Top 7 Tips For Learning to Play Poker


Poker is a mental game that requires an incredible amount of mental stamina. This can make it a difficult game to play at first, but the rewards of playing can be well worth the effort.

If you are just starting to learn to play poker, there are a few tips that can help to increase your chances of success. Here are some of the key ones:

1. Take It Slow

When you are learning to play poker it is important to remember that this is a game that takes a lot of time to master. This is because you have to understand how to play against different types of opponents. You also have to learn how to read other players and their behavior.

2. Be Patient

It is common for players to get caught up in their emotions when they are winning a big hand and they feel like they have won the pot. This can be a dangerous situation and one that is best avoided.

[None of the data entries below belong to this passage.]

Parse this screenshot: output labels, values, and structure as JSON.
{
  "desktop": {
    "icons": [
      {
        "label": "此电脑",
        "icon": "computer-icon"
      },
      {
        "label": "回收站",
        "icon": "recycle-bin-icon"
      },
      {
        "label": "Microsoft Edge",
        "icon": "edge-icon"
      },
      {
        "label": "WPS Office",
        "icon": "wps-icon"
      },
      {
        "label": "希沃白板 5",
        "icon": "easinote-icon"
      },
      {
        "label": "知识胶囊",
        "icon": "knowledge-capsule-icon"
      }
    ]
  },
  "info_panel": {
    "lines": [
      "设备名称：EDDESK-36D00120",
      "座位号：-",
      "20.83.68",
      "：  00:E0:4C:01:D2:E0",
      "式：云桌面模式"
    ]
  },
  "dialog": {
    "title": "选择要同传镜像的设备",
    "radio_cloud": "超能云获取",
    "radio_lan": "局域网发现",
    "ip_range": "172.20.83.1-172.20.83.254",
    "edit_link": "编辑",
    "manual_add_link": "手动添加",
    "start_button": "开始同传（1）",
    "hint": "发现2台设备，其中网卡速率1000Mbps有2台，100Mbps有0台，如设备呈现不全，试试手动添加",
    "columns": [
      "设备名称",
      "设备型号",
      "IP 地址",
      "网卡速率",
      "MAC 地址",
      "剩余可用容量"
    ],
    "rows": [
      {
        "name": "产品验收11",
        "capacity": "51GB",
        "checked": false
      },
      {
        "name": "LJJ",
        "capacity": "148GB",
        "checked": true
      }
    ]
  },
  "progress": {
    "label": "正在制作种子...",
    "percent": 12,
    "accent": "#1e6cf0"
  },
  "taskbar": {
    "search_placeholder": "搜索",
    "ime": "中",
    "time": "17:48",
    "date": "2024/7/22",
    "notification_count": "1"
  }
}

3. Know Your Limits

It’s also important to be aware of the limits at which you should play a particular hand. This is especially true for beginner players who are just starting out and don’t have much experience at the game.

4. Know Your Position

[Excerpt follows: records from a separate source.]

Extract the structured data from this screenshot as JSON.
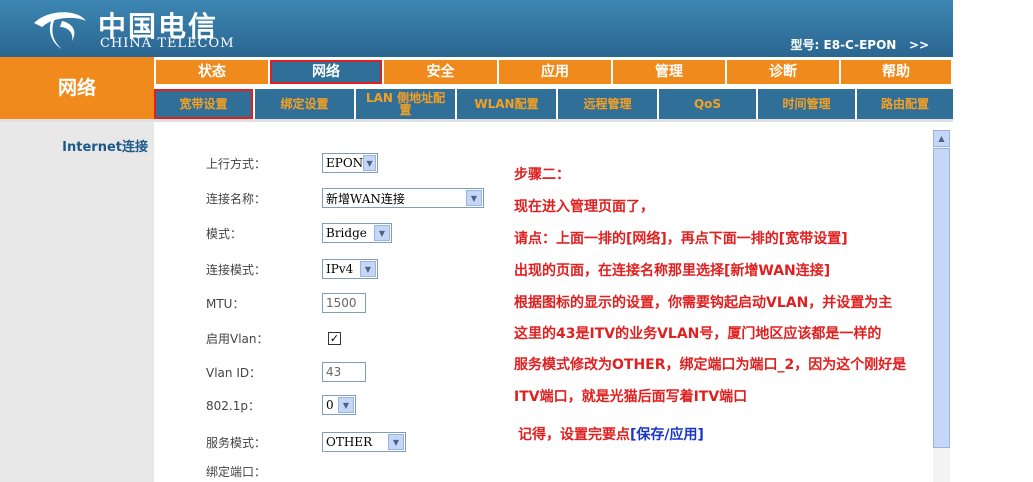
{
  "header": {
    "logo_cn": "中国电信",
    "logo_en": "CHINA TELECOM",
    "model": "型号: E8-C-EPON   >>"
  },
  "section_title": "网络",
  "top_tabs": [
    "状态",
    "网络",
    "安全",
    "应用",
    "管理",
    "诊断",
    "帮助"
  ],
  "sub_tabs": [
    "宽带设置",
    "绑定设置",
    "LAN 侧地址配置",
    "WLAN配置",
    "远程管理",
    "QoS",
    "时间管理",
    "路由配置"
  ],
  "left_nav": {
    "item": "Internet连接"
  },
  "form": {
    "uplink": {
      "label": "上行方式：",
      "value": "EPON"
    },
    "conn_name": {
      "label": "连接名称：",
      "value": "新增WAN连接"
    },
    "mode": {
      "label": "模式：",
      "value": "Bridge"
    },
    "conn_mode": {
      "label": "连接模式：",
      "value": "IPv4"
    },
    "mtu": {
      "label": "MTU：",
      "value": "1500"
    },
    "vlan_enable": {
      "label": "启用Vlan：",
      "checked": "✓"
    },
    "vlan_id": {
      "label": "Vlan ID：",
      "value": "43"
    },
    "p8021": {
      "label": "802.1p：",
      "value": "0"
    },
    "service_mode": {
      "label": "服务模式：",
      "value": "OTHER"
    },
    "bind_port": {
      "label": "绑定端口："
    }
  },
  "annotation": {
    "line1": "步骤二：",
    "line2": "现在进入管理页面了，",
    "line3": "请点：上面一排的[网络]，再点下面一排的[宽带设置]",
    "line4": "出现的页面，在连接名称那里选择[新增WAN连接]",
    "line5": "根据图标的显示的设置，你需要钩起启动VLAN，并设置为主",
    "line6": "这里的43是ITV的业务VLAN号，厦门地区应该都是一样的",
    "line7": "服务模式修改为OTHER，绑定端口为端口_2，因为这个刚好是",
    "line8": "ITV端口，就是光猫后面写着ITV端口",
    "line9_prefix": "记得，设置完要点",
    "line9_highlight": "[保存/应用]"
  },
  "colors": {
    "orange": "#f08a1c",
    "blue": "#2f6f98",
    "red_annotation": "#e02020",
    "highlight_blue": "#1a36c8"
  }
}
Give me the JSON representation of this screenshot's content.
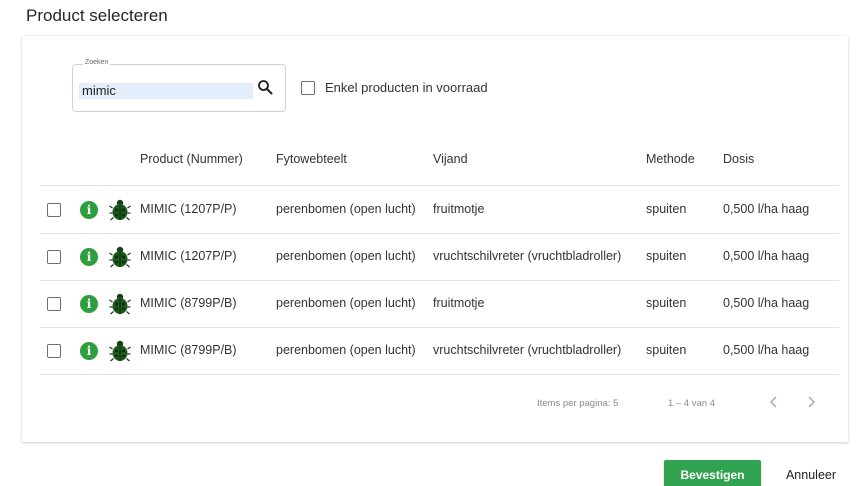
{
  "dialog": {
    "title": "Product selecteren"
  },
  "search": {
    "legend": "Zoeken",
    "value": "mimic",
    "icon": "search-icon"
  },
  "stock_filter": {
    "label": "Enkel producten in voorraad",
    "checked": false
  },
  "table": {
    "columns": [
      "Product (Nummer)",
      "Fytowebteelt",
      "Vijand",
      "Methode",
      "Dosis"
    ],
    "rows": [
      {
        "product": "MIMIC (1207P/P)",
        "crop": "perenbomen (open lucht)",
        "pest": "fruitmotje",
        "method": "spuiten",
        "dose": "0,500 l/ha haag"
      },
      {
        "product": "MIMIC (1207P/P)",
        "crop": "perenbomen (open lucht)",
        "pest": "vruchtschilvreter (vruchtbladroller)",
        "method": "spuiten",
        "dose": "0,500 l/ha haag"
      },
      {
        "product": "MIMIC (8799P/B)",
        "crop": "perenbomen (open lucht)",
        "pest": "fruitmotje",
        "method": "spuiten",
        "dose": "0,500 l/ha haag"
      },
      {
        "product": "MIMIC (8799P/B)",
        "crop": "perenbomen (open lucht)",
        "pest": "vruchtschilvreter (vruchtbladroller)",
        "method": "spuiten",
        "dose": "0,500 l/ha haag"
      }
    ]
  },
  "pagination": {
    "items_per_page_label": "Items per pagina:",
    "items_per_page": "5",
    "range": "1 – 4 van 4"
  },
  "actions": {
    "confirm": "Bevestigen",
    "cancel": "Annuleer"
  },
  "colors": {
    "accent_green": "#32a350",
    "info_green": "#2e9e3f",
    "bug_green": "#1d5a1d",
    "search_highlight": "#e3edfb"
  }
}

Whether you are playing at an online or land based casino, it’s important to know your position in the hand. Knowing your position gives you an edge in the game because you have a better chance of making the correct decision in the future.

5. Keep Your Eyes Open

You should always keep an eye on your opponent’s behavior in order to maximize your chances of winning. This can be done by looking for signs of bluffing or stress, but you can also learn how to read body language.

6. Read Your Opponent’s Cards

It is not impossible to guess what your opponent’s hand will be based on their betting patterns and reactions. This is a skill that takes time to perfect, but it is crucial for making smart decisions in the game of poker.

7. Be Adaptable

No matter how many wins you have under your belt, there will likely be times when you hit a rough patch in the game of poker. This is normal and doesn’t mean that you can’t beat the odds.

A good poker player will learn to deal with these losses in a positive way and will avoid throwing a tantrum over their bad hand. Instead they will fold and try to learn from it.

8. Be Confident

Having confidence in your abilities is an important part of playing poker. It can help you to play with more confidence and not give in to your opponents when they are trying to swindle you out of money.